Content starts
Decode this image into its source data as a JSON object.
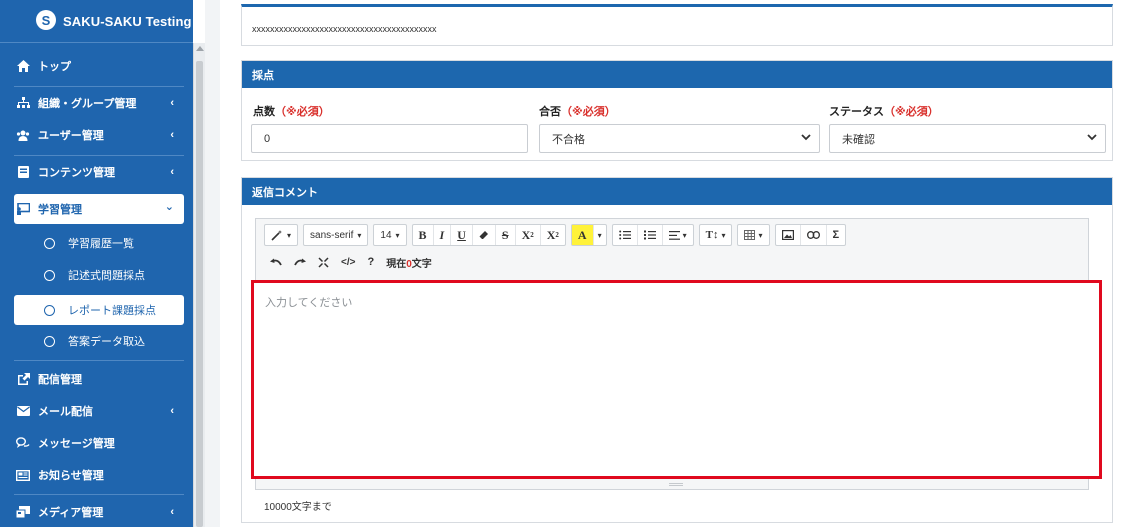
{
  "brand": {
    "logo_letter": "S",
    "title": "SAKU-SAKU Testing"
  },
  "sidebar": {
    "items": [
      {
        "label": "トップ",
        "icon": "home-icon",
        "arrow": ""
      },
      {
        "label": "組織・グループ管理",
        "icon": "sitemap-icon",
        "arrow": "‹"
      },
      {
        "label": "ユーザー管理",
        "icon": "users-icon",
        "arrow": "‹"
      },
      {
        "label": "コンテンツ管理",
        "icon": "book-icon",
        "arrow": "‹"
      },
      {
        "label": "学習管理",
        "icon": "chalkboard-icon",
        "arrow": "⌄"
      }
    ],
    "sub_items": [
      {
        "label": "学習履歴一覧"
      },
      {
        "label": "記述式問題採点"
      },
      {
        "label": "レポート課題採点"
      },
      {
        "label": "答案データ取込"
      }
    ],
    "items_after": [
      {
        "label": "配信管理",
        "icon": "share-icon",
        "arrow": ""
      },
      {
        "label": "メール配信",
        "icon": "envelope-icon",
        "arrow": "‹"
      },
      {
        "label": "メッセージ管理",
        "icon": "comments-icon",
        "arrow": ""
      },
      {
        "label": "お知らせ管理",
        "icon": "newspaper-icon",
        "arrow": ""
      },
      {
        "label": "メディア管理",
        "icon": "photo-video-icon",
        "arrow": "‹"
      }
    ]
  },
  "top_panel": {
    "text": "xxxxxxxxxxxxxxxxxxxxxxxxxxxxxxxxxxxxxxxxx"
  },
  "score_panel": {
    "title": "採点",
    "score_label": "点数",
    "score_required": "（※必須）",
    "score_value": "0",
    "pass_label": "合否",
    "pass_required": "（※必須）",
    "pass_value": "不合格",
    "status_label": "ステータス",
    "status_required": "（※必須）",
    "status_value": "未確認"
  },
  "comment_panel": {
    "title": "返信コメント",
    "placeholder": "入力してください",
    "limit_note": "10000文字まで",
    "toolbar": {
      "font_family": "sans-serif",
      "font_size": "14",
      "char_count_prefix": "現在",
      "char_count_value": "0",
      "char_count_suffix": "文字"
    }
  },
  "colors": {
    "primary": "#1f65ae",
    "required": "#d9302c",
    "highlight_border": "#e0091e"
  }
}
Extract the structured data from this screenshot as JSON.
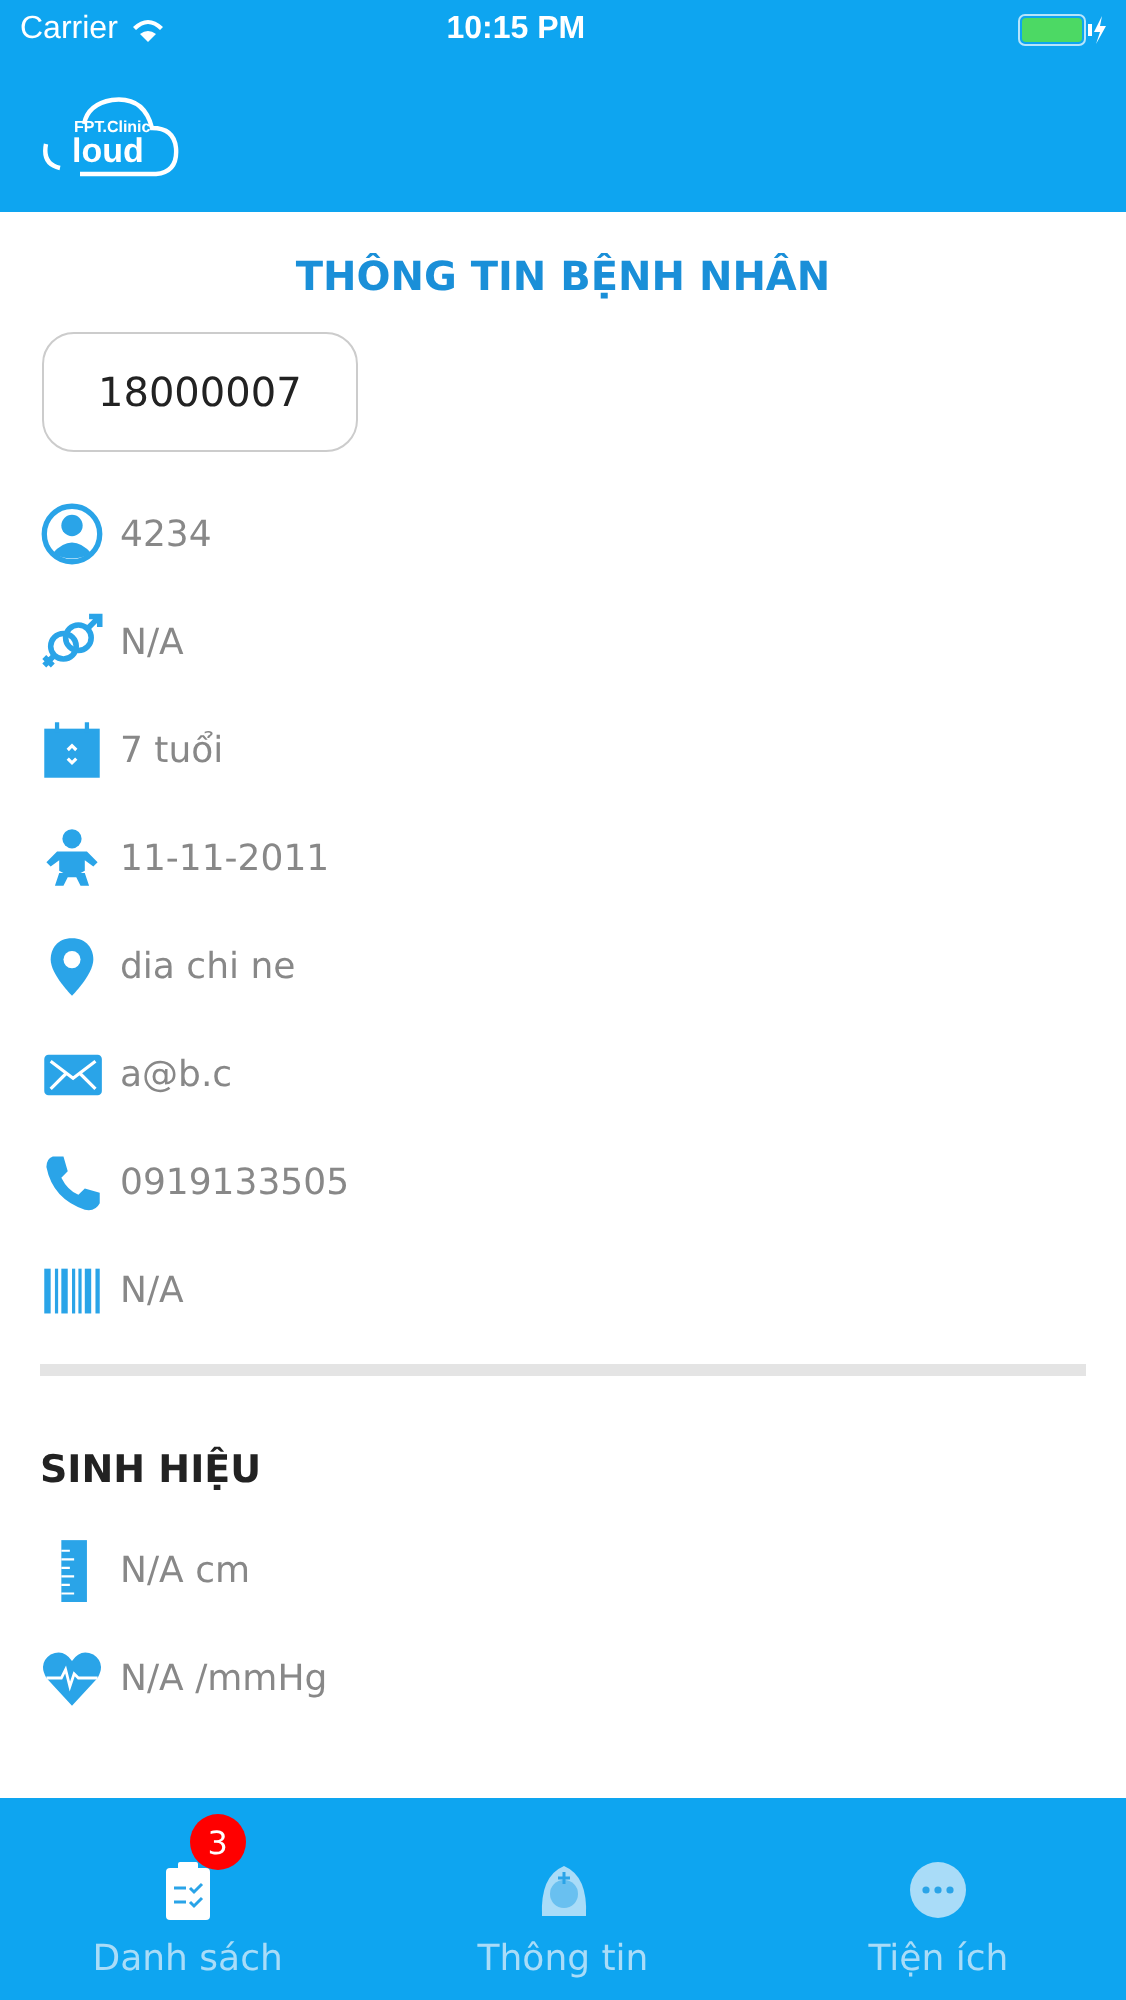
{
  "status_bar": {
    "carrier": "Carrier",
    "time": "10:15 PM"
  },
  "header": {
    "logo_top": "FPT.Clinic",
    "logo_bottom": "loud"
  },
  "title": "THÔNG TIN BỆNH NHÂN",
  "patient_id": "18000007",
  "info": [
    {
      "kind": "person",
      "value": "4234"
    },
    {
      "kind": "gender",
      "value": "N/A"
    },
    {
      "kind": "calendar",
      "value": "7 tuổi"
    },
    {
      "kind": "baby",
      "value": "11-11-2011"
    },
    {
      "kind": "pin",
      "value": "dia chi ne"
    },
    {
      "kind": "mail",
      "value": "a@b.c"
    },
    {
      "kind": "phone",
      "value": "0919133505"
    },
    {
      "kind": "barcode",
      "value": "N/A"
    }
  ],
  "vitals_title": "SINH HIỆU",
  "vitals": [
    {
      "kind": "ruler",
      "value": "N/A cm"
    },
    {
      "kind": "heart",
      "value": "N/A /mmHg"
    }
  ],
  "tabs": [
    {
      "kind": "list",
      "label": "Danh sách",
      "selected": true,
      "badge": "3"
    },
    {
      "kind": "nurse",
      "label": "Thông tin",
      "selected": false
    },
    {
      "kind": "more",
      "label": "Tiện ích",
      "selected": false
    }
  ]
}
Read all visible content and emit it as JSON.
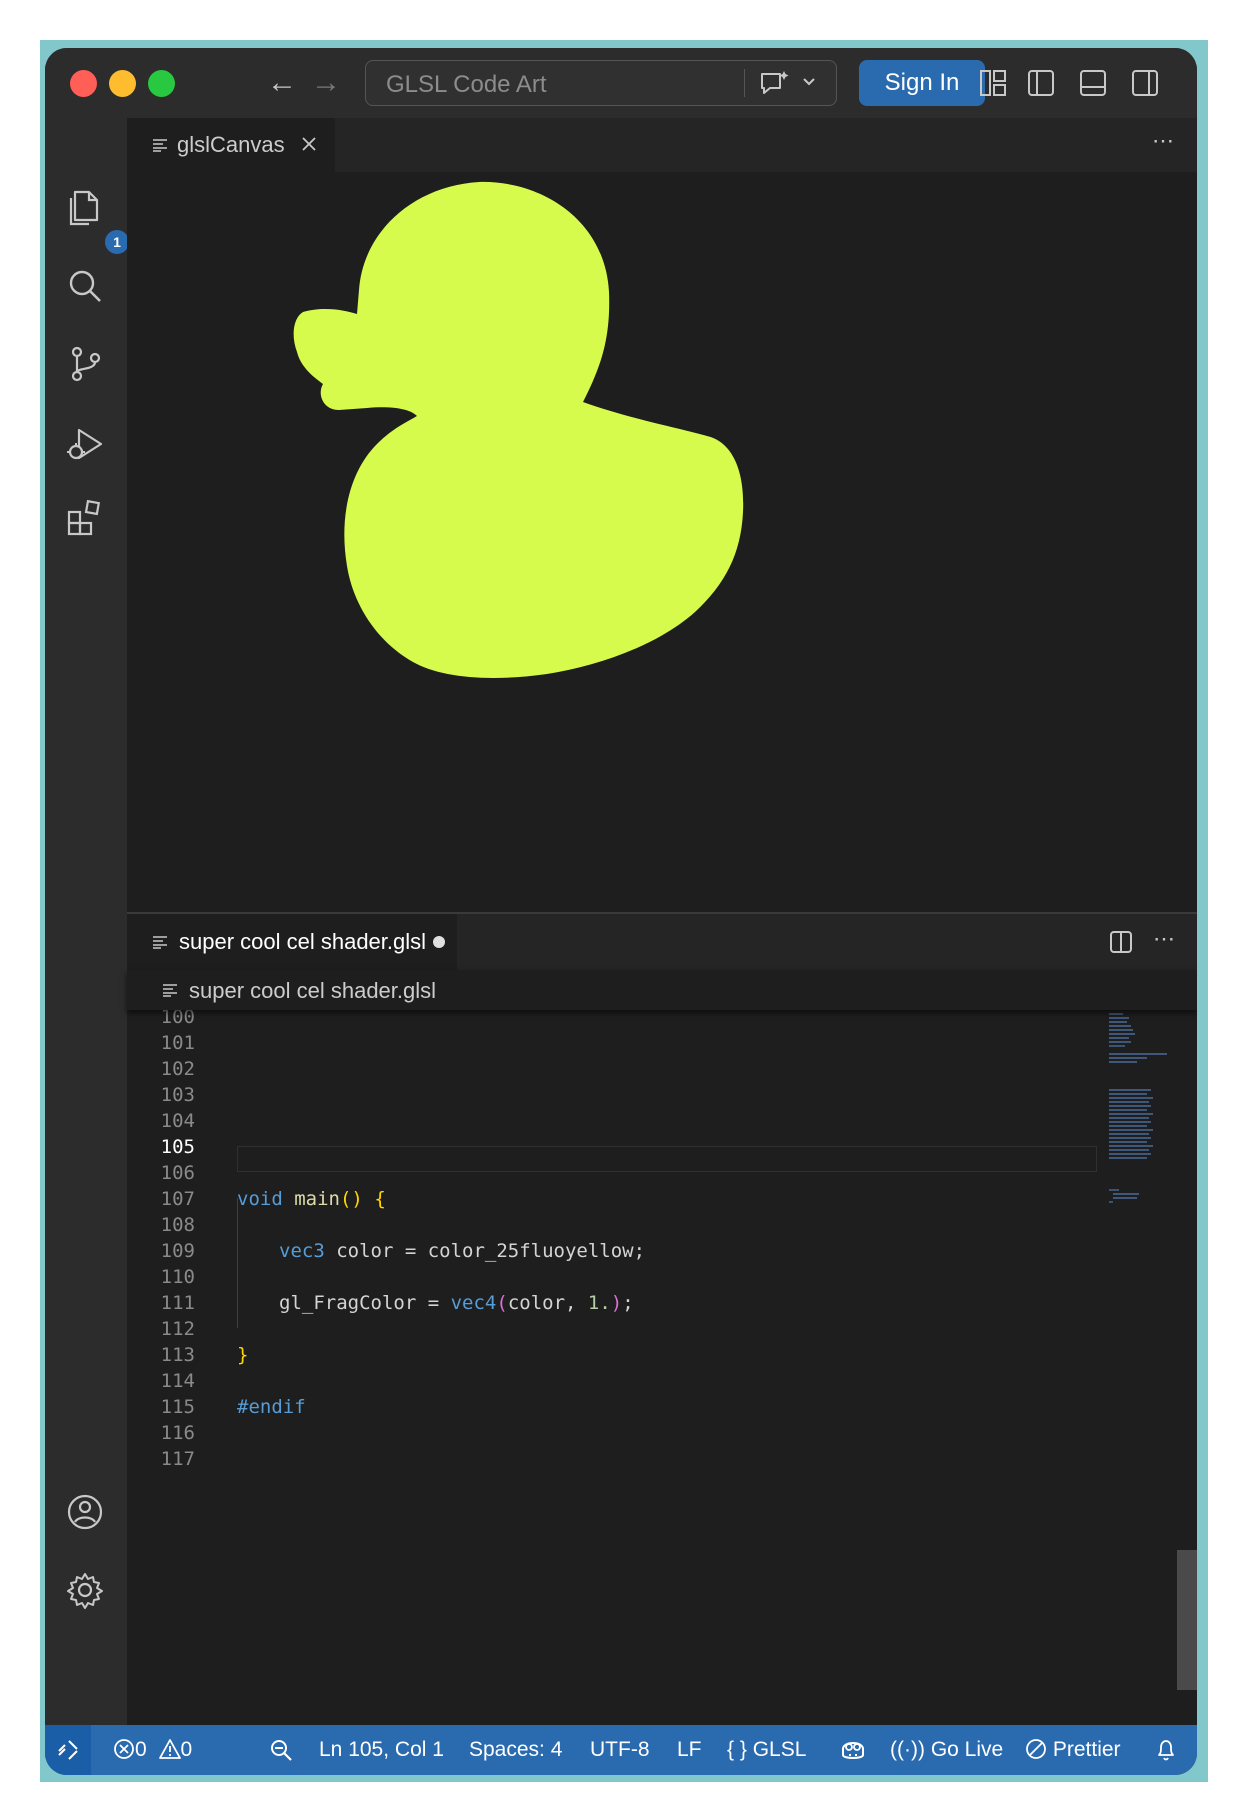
{
  "window": {
    "command_center": {
      "text": "GLSL Code Art"
    },
    "sign_in_label": "Sign In"
  },
  "activity_bar": {
    "explorer_badge": "1"
  },
  "preview_tab": {
    "label": "glslCanvas"
  },
  "shader_preview": {
    "fill_color": "#d7fb4d",
    "background": "#1e1e1e"
  },
  "editor_tab": {
    "label": "super cool cel shader.glsl",
    "dirty": true
  },
  "breadcrumb": {
    "file": "super cool cel shader.glsl"
  },
  "code": {
    "line_numbers": [
      "100",
      "101",
      "102",
      "103",
      "104",
      "105",
      "106",
      "107",
      "108",
      "109",
      "110",
      "111",
      "112",
      "113",
      "114",
      "115",
      "116",
      "117"
    ],
    "active_line": "105",
    "lines": {
      "l107": {
        "kw": "void",
        "fn": "main",
        "paren": "()",
        "brace": "{"
      },
      "l109": {
        "type": "vec3",
        "rest": " color = color_25fluoyellow;"
      },
      "l111": {
        "lhs": "gl_FragColor = ",
        "fn": "vec4",
        "open": "(",
        "args": "color, ",
        "num": "1.",
        "close": ")",
        "semi": ";"
      },
      "l113": {
        "brace": "}"
      },
      "l115": {
        "directive": "#endif"
      }
    }
  },
  "status_bar": {
    "errors": "0",
    "warnings": "0",
    "position": "Ln 105, Col 1",
    "spaces": "Spaces: 4",
    "encoding": "UTF-8",
    "eol": "LF",
    "language_braces": "{ }",
    "language": "GLSL",
    "go_live": "Go Live",
    "prettier": "Prettier"
  },
  "colors": {
    "accent": "#2a6bb0",
    "editor_bg": "#1e1e1e",
    "keyword": "#569cd6",
    "function": "#dcdcaa",
    "bracket": "#ffd700"
  }
}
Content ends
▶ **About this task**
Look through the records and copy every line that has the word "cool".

▶ **Exercise solution**
    "label": "super cool cel shader.glsl",
    "file": "super cool cel shader.glsl"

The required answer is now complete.